February and March have been fortuitous months for wins, apparently. I haven’t been on a roll of this magnitude in years. We began with Leigh’s win and Kelly’s was right on it’s heels. My Writ compounded it with interest and almost immediately I heard from Miz Vicki telling me of hers and her husband’s long battle to the Big House for justice. Writing that book is beginning to have a financial impact on VA. Concepts like nexus letters and credibility determinations are now becoming household terms in Veterans’ lexicons.
We can only wonder how it is that our VSOs disremembered these important ingredients all these decades we have fought for service connection. I read a DAV honcho had stated he had 16 (sixteen) months of training in the field of 38 CFR and considered himself an expert yet he was unaware of any bump in the SMC if you had an additional 100% rating above and beyond the first one. Sixteen months, ladies and gentlemen. I want to see their chapter on providing IMO/IME/nexus letters and a careful briefing admonishing the Vet filing to make sure he obtains one. Seems that chapter is AWOL and always has been. One quick look at recent BVA decisions reveals they’re still holding that knowledge captive like the ILP entitlement. Here’s a recent example:
Anyway, let’s rejoice for Vicki and Phil. A long journey into the night has finally concluded. It’s all over except for the rating. That will take some time as the BVA hates to be the loser. After they finish pouting for a few months, they’ll get to work.
Vicki and Phil have been fighting this as long as I fought my claim for hepatitis and AO-1994. Twenty one years of denials and obfuscation. So much for the CAVC and BVA’s admonition of RFN. VA most assuredly marches to the beat of their own deaf drummer boy.
Here’s another claim to put away in the win file cabinet. By now they are too numerous to count. Strangely, that is satisfying. I do know we have only had three that lost outright and I still hold out hope for a win on Malcolm “in the Middle” Melancon. He has an excellent shot at a CUE claim for VA’s and Navy’s mismanagement of his separation while still jaundiced with active HCV (misdiagnosed as HBV) in 1990. All in good time.
Vicki and Phil’s big remand win.
For your reading pleasure. Curl up with an ice cold IPA and read of Miz Vicki’s adventures in VALand. They had an able law dog in the person of David E. Boelzner, Esq. We hope his phone will be ringing off the hook with breathless Vets in search of his expertise. You can reach him at:
Actually, Alex, we’re not quite done. We still have appeals at the Board that it had remanded back to the VARO that were since returned to the Board but are still pending, appeals that have not yet been heard at the Board on the first go around, and a few appeals remanded back to the Board from a previous Court (JMR) remand a few years ago that are still pending.

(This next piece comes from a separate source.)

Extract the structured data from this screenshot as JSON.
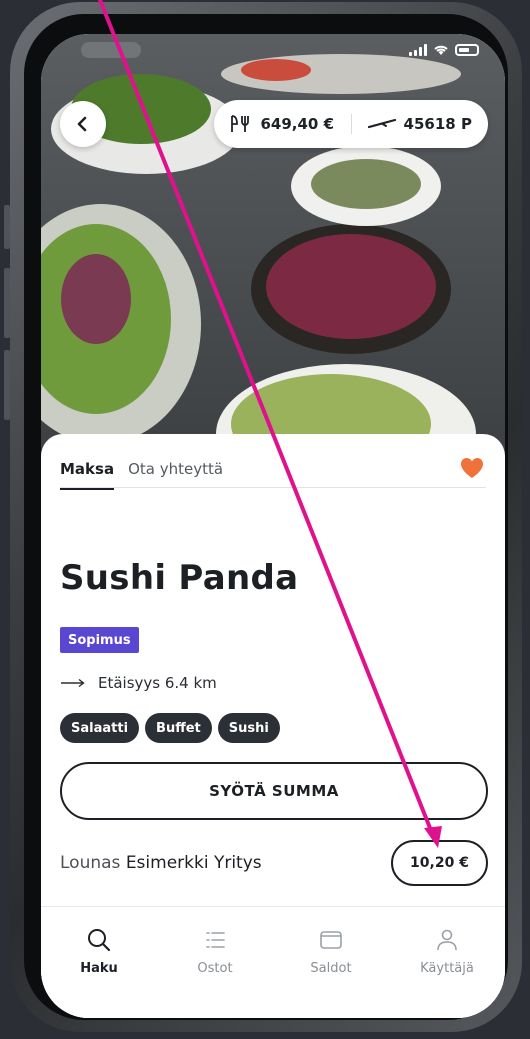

I’m not sure how the Board will respond to this latest Court remand, but we’re grateful for the decision (2 out of 3 ain’t bad!) and for David Boelzner (and also Daniel Krasnegor, both with Goodman, Allen & Filetti), who have provided the benefit of legal counsel to my husband since 2005.
Vicki, here, we count a remand as a win. It is far different from the Court saying “Affirmed”. It’s another bite of the apple. It’s another job for VA. Remember the squeaky wheel theory. At some point it becomes more advantageous to settle with you to make you go away. That’s often the essence of this game and a big part of my game straegy. I personally do not believe they should have awarded me 100% all the way back to 1994 for the Hep. Legitimately? 40% with a Fenderson staged to about 2004 and 100%. They opted for 100% and it’s now over 20 years and protected. The Porphyria, on the other hand, has been 100% since 1994 ( 1992 actually). That is a battle worth fighting for now to benefit by the bump accorded you when you are bedridden. It’s a rather dramatic difference in SMC compensation..
Smiling ear to ear. I think I may be next at bat 🙂 hoping so anyway.
Smiling here too Vicky. There is a lot to keep track of isn’t there? And a great deal of fortitude.